In trying to prove to the world that I had it under control, I would attempt to control myself, my environment and … even those in it. Wow! That last one is a challenge to admit. Yet, as a physical therapist I develop (and control) treatment plans everyday. What a great profession to be in for someone who secretly wants to control everything and everyone… understand, I believed it was an act of self-preservation, not mind-control.
Where & why the control most likely started
This control is not so much about power for the sake of power, it’s more about my feeling safe. As a child, I was in situations where I was abused by “trusting” adults who manipulated and controlled me. From this, I believed that my body was not safe, that I had to control others – and myself – to be safe. From this abuse, I also didn’t believe I could trust people; especially those who were meant to protect me. Further more, I felt effing powerless, and hence the cycle starts over, feeding into itself. So for me, being in control has meant that it was harder for someone else to harm me.
Back to the Breakthrough

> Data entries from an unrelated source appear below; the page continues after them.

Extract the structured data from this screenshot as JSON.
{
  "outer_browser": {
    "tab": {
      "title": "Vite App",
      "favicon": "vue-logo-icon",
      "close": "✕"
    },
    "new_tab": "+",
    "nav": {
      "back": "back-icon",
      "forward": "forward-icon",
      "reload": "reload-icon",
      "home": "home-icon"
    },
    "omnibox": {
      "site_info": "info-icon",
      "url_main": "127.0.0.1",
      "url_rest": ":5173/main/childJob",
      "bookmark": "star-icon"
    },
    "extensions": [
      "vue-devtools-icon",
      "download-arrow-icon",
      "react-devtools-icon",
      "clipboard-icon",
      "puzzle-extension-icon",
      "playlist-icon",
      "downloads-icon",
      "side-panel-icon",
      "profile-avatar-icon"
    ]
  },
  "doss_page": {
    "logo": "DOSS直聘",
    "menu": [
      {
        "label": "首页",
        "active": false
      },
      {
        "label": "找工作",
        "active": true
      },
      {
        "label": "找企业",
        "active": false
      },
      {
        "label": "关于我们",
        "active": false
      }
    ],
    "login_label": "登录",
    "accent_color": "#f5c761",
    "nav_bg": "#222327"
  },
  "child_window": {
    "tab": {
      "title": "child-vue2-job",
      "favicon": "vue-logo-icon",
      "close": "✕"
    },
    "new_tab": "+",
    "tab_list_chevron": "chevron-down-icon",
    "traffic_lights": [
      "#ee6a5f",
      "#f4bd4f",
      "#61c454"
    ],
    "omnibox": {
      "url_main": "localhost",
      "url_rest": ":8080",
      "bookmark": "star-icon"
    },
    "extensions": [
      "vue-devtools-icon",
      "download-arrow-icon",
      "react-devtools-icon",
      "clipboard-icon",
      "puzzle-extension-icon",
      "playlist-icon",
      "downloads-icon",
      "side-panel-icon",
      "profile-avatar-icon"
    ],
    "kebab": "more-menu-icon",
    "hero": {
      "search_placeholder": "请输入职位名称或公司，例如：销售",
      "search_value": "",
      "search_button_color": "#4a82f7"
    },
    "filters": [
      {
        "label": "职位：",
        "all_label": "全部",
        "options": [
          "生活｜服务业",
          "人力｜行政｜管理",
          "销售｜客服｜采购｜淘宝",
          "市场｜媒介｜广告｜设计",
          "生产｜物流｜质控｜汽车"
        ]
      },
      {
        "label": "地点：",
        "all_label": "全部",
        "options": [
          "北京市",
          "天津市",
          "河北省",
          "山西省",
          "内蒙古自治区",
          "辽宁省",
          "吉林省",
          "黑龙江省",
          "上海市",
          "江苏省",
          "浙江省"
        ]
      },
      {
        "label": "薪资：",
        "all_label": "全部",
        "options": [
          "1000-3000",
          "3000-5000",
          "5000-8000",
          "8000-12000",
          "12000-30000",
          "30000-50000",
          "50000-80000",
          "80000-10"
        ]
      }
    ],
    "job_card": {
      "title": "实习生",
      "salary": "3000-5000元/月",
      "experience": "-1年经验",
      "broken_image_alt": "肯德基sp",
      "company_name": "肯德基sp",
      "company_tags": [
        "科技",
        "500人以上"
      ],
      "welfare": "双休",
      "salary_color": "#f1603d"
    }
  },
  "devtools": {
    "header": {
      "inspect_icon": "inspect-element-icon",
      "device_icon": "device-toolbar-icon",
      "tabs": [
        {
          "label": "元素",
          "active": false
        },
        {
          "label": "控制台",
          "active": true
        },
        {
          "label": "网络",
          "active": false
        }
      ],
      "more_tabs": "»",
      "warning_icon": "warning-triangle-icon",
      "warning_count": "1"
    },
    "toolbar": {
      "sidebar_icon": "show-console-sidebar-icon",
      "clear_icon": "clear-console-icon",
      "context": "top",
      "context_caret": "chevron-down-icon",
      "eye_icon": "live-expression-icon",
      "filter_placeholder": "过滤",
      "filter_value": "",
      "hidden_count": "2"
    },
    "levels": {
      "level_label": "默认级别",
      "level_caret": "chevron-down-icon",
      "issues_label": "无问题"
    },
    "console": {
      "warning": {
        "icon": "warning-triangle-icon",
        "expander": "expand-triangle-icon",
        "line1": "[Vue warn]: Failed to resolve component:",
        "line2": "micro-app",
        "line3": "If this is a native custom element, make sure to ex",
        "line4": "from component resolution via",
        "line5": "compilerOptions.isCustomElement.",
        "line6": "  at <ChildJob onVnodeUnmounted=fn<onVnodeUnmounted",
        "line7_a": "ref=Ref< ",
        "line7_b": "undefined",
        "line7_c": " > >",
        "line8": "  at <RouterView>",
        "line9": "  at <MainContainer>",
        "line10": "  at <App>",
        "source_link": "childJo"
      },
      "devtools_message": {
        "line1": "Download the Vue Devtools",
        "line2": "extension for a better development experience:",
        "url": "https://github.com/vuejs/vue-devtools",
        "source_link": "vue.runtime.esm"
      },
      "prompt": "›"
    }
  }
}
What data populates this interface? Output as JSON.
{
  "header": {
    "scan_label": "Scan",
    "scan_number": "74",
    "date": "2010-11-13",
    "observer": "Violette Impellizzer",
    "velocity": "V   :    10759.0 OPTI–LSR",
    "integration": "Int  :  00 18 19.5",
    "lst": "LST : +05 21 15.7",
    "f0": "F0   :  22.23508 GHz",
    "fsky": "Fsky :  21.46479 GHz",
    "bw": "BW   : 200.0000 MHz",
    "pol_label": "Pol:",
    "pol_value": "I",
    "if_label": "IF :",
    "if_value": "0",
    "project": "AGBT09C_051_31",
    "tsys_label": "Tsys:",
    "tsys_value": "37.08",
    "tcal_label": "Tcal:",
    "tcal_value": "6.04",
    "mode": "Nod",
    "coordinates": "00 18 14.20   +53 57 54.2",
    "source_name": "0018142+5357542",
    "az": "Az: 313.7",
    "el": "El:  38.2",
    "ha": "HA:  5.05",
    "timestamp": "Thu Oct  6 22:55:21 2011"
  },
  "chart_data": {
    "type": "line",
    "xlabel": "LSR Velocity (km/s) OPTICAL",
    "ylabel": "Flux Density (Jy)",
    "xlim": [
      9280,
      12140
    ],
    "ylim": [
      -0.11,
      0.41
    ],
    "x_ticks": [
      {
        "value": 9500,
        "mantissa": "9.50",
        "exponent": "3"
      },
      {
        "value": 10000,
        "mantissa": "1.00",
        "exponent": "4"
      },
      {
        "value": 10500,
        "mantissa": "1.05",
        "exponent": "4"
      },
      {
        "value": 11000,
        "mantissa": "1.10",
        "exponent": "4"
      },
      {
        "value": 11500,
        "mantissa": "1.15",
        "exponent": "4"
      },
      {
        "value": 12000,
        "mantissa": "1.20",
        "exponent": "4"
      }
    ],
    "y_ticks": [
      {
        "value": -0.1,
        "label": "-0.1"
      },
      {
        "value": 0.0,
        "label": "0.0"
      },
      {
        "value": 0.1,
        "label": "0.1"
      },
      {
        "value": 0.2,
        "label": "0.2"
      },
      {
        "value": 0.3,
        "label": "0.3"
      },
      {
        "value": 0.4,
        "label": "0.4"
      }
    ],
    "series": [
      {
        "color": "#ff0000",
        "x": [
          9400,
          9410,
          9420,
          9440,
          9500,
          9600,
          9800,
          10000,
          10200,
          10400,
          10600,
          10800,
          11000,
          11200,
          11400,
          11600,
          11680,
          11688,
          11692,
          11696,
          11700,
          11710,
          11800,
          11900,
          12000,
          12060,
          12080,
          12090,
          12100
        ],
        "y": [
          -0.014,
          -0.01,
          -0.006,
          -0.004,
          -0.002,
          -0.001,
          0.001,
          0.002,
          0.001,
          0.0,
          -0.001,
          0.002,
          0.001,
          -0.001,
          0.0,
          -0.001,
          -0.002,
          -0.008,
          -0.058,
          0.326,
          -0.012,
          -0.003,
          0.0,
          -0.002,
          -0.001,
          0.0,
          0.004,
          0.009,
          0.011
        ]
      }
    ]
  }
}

Yet on this fateful day, I chose differently. In recognizing my lack of control and giving up control to my higher power, I received greater clarity in everyday things. This has helped me to make wiser choices. The irony! Instead of being ruled by my fear of loss of control, I’m seeing that I have little control outside of my own choices, and now my choices are more clear, thus giving me …. more control! Yet in a different way, in that the control factor is no longer based in fear.
It is my hope that in sharing, you will find a greater understanding about yourself or perhaps a “control freak” that is in your life. The more we can understand and have compassion, the less turbulence we each create in our world.
May we each find a greater sense of peace in better understanding ourselves and others.